## Data records
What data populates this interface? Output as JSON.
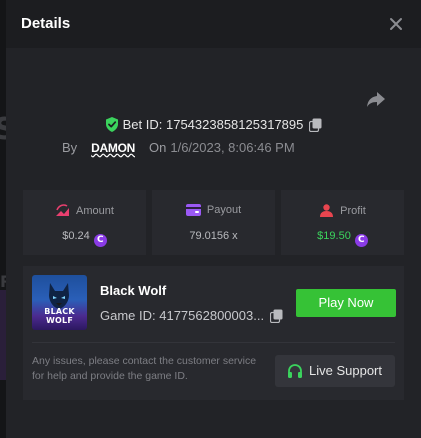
{
  "modal": {
    "title": "Details"
  },
  "bet": {
    "id_label": "Bet ID: 1754323858125317895",
    "by_label": "By",
    "username": "DAMON",
    "on_label": "On",
    "timestamp": "1/6/2023, 8:06:46 PM"
  },
  "stats": {
    "amount": {
      "label": "Amount",
      "value": "$0.24"
    },
    "payout": {
      "label": "Payout",
      "value": "79.0156 x"
    },
    "profit": {
      "label": "Profit",
      "value": "$19.50"
    }
  },
  "game": {
    "name": "Black Wolf",
    "thumb_text": "BLACK WOLF",
    "id_label": "Game ID: 4177562800003...",
    "play_label": "Play Now",
    "issue_text": "Any issues, please contact the customer service for help and provide the game ID.",
    "support_label": "Live Support"
  },
  "currency_symbol": "C",
  "colors": {
    "accent_green": "#36c236",
    "profit_green": "#3bd35d",
    "amount_icon": "#e83f6f",
    "payout_icon": "#9b59f5",
    "profit_icon": "#e8454f",
    "coin": "#8a3be6",
    "verified_shield": "#3bd35d"
  },
  "icons": {
    "close": "close-icon",
    "share": "share-icon",
    "shield": "verified-shield-icon",
    "copy": "copy-icon",
    "amount": "amount-icon",
    "payout": "wallet-icon",
    "profit": "profit-user-icon",
    "coin": "currency-coin-icon",
    "support": "headset-icon"
  }
}
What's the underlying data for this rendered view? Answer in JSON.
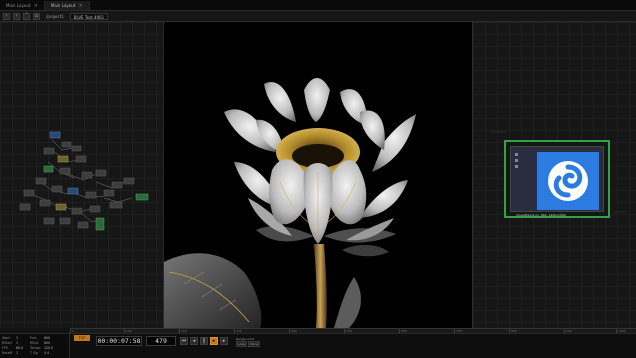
{
  "menubar": {
    "tabs": [
      {
        "label": "Main Layout",
        "active": false
      },
      {
        "label": "Main Layout",
        "active": true
      }
    ]
  },
  "toolbar": {
    "path_label": "/project1",
    "field_value": "BLVE Test.4961"
  },
  "viewer": {
    "subject_icon": "white-lotus-flower-image"
  },
  "op_viewer": {
    "caption": "moviefilein1  pc, 8bit, 1920x1080",
    "tile_icon": "swirl-logo-icon",
    "frame_color": "#37a049",
    "tile_color": "#2b7be0"
  },
  "ruler": {
    "ticks": [
      "1",
      "100",
      "200",
      "300",
      "400",
      "500",
      "600",
      "700",
      "800",
      "900",
      "1000"
    ]
  },
  "info": {
    "rows": [
      {
        "k1": "Start",
        "v1": "1",
        "k2": "End",
        "v2": "600"
      },
      {
        "k1": "RStart",
        "v1": "1",
        "k2": "REnd",
        "v2": "600"
      },
      {
        "k1": "FPS",
        "v1": "60.0",
        "k2": "Tempo",
        "v2": "120.0"
      },
      {
        "k1": "ResetF",
        "v1": "1",
        "k2": "T Sig",
        "v2": "4 4"
      }
    ]
  },
  "transport": {
    "badge": "TOP",
    "timecode": "00:00:07:58",
    "frame": "479",
    "range_label": "Range Limit",
    "range_loop": "Loop",
    "range_once": "Once"
  },
  "colors": {
    "accent": "#c7781d",
    "background": "#121212"
  }
}
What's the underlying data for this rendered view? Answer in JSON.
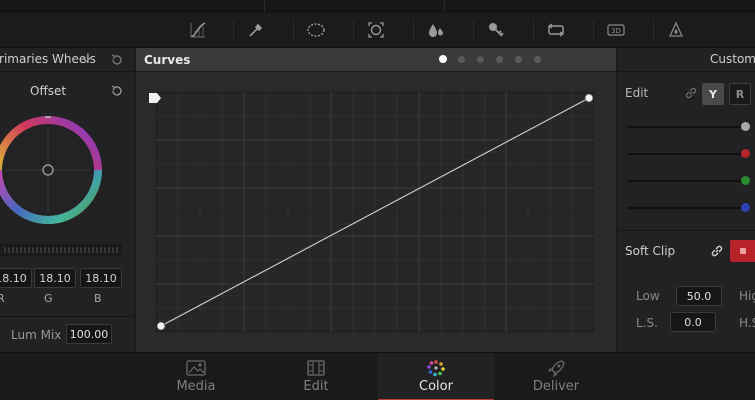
{
  "toolbar": {
    "tools": [
      "curves-icon",
      "qualifier-picker-icon",
      "window-icon",
      "tracker-icon",
      "blur-icon",
      "key-icon",
      "sizing-icon",
      "3d-icon",
      "magic-mask-icon"
    ],
    "badge_3d": "3D"
  },
  "left_panel": {
    "title": "Primaries Wheels",
    "wheel_label": "Offset",
    "values": [
      {
        "value": "18.10",
        "channel": "R"
      },
      {
        "value": "18.10",
        "channel": "G"
      },
      {
        "value": "18.10",
        "channel": "B"
      }
    ],
    "lum_mix_label": "Lum Mix",
    "lum_mix_value": "100.00"
  },
  "curves_panel": {
    "title": "Curves",
    "page_dots": 6,
    "active_dot": 0
  },
  "right_panel": {
    "title": "Custom",
    "edit_label": "Edit",
    "channel_buttons": [
      "Y",
      "R"
    ],
    "slider_colors": [
      "#a9a9a9",
      "#b3262a",
      "#2b8a2f",
      "#2a44b8"
    ],
    "soft_clip_label": "Soft Clip",
    "soft_clip_fields": [
      {
        "label": "Low",
        "value": "50.0"
      },
      {
        "label": "L.S.",
        "value": "0.0"
      }
    ],
    "soft_clip_right_labels": [
      "Hig",
      "H.S"
    ]
  },
  "nav": {
    "items": [
      {
        "label": "Media",
        "icon": "media-icon"
      },
      {
        "label": "Edit",
        "icon": "edit-icon"
      },
      {
        "label": "Color",
        "icon": "color-icon",
        "active": true
      },
      {
        "label": "Deliver",
        "icon": "deliver-icon"
      }
    ]
  },
  "colors": {
    "accent": "#c23a32",
    "panel": "#222224",
    "curve_line": "#d8cfcf"
  }
}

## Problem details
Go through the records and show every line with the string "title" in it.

## Solution for this exercise
    "title": "Details"
    "title": "Primaries Wheels",
    "title": "Curves",
    "title": "Custom",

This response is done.